### To do
Of the entries that follow, how many lines hold the string "Gaulin"? Write the number and nothing more.
——
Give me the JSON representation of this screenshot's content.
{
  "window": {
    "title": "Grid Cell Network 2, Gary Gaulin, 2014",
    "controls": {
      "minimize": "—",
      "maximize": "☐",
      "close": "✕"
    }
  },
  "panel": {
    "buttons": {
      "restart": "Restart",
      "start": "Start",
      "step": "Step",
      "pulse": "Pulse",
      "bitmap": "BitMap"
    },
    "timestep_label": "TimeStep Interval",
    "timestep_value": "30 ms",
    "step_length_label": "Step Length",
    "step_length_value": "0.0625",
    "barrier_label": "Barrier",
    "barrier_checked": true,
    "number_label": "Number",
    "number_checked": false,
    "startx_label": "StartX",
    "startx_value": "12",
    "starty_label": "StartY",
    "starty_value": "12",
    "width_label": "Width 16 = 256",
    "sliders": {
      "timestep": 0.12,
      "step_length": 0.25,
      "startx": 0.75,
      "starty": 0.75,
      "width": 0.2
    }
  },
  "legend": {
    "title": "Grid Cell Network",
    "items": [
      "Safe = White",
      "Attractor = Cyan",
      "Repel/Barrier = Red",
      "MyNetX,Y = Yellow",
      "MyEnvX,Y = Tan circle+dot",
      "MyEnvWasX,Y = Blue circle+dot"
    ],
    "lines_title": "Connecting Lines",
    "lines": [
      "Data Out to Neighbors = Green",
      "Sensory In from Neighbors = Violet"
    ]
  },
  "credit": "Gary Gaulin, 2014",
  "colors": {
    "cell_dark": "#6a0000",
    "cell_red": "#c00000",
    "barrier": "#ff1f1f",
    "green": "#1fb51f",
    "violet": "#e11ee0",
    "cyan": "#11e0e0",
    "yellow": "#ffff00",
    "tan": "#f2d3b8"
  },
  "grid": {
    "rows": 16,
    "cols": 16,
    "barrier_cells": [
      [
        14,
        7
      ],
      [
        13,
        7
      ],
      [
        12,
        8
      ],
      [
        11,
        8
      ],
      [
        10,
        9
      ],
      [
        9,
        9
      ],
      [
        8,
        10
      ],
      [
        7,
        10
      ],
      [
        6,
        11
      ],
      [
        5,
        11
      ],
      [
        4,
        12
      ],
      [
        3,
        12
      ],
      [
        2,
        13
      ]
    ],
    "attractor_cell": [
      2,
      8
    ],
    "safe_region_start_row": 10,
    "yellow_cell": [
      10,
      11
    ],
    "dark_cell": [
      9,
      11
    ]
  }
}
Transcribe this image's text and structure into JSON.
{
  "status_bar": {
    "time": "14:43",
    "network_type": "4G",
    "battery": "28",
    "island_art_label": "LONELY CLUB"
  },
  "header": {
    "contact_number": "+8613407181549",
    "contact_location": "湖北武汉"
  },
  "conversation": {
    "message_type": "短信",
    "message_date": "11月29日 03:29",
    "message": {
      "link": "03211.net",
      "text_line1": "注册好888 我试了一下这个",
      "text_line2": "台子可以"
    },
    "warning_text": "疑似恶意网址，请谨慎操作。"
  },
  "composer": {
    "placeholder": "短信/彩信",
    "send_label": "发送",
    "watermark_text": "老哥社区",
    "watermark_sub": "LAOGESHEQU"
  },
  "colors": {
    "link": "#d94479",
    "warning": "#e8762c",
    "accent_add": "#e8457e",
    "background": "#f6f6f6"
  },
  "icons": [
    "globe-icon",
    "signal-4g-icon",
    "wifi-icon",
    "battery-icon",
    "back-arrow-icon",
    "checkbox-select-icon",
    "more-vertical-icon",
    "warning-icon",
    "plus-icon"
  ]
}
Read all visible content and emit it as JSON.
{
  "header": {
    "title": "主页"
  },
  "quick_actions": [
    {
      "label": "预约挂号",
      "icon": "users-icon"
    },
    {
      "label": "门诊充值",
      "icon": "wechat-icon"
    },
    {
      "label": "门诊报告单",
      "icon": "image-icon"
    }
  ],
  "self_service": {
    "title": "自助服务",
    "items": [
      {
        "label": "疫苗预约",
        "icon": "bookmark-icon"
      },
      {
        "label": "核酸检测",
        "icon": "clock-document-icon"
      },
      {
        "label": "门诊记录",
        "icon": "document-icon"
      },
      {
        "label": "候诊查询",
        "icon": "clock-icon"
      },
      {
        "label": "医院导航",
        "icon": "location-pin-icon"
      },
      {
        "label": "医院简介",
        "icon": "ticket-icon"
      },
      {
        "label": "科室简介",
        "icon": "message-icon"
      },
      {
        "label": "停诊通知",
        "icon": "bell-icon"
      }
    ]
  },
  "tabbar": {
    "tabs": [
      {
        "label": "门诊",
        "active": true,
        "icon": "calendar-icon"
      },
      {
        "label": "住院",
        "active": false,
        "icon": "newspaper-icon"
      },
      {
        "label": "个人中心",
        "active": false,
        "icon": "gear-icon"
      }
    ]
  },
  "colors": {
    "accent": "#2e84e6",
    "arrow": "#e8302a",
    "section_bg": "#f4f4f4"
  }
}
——
### Result for this exercise
2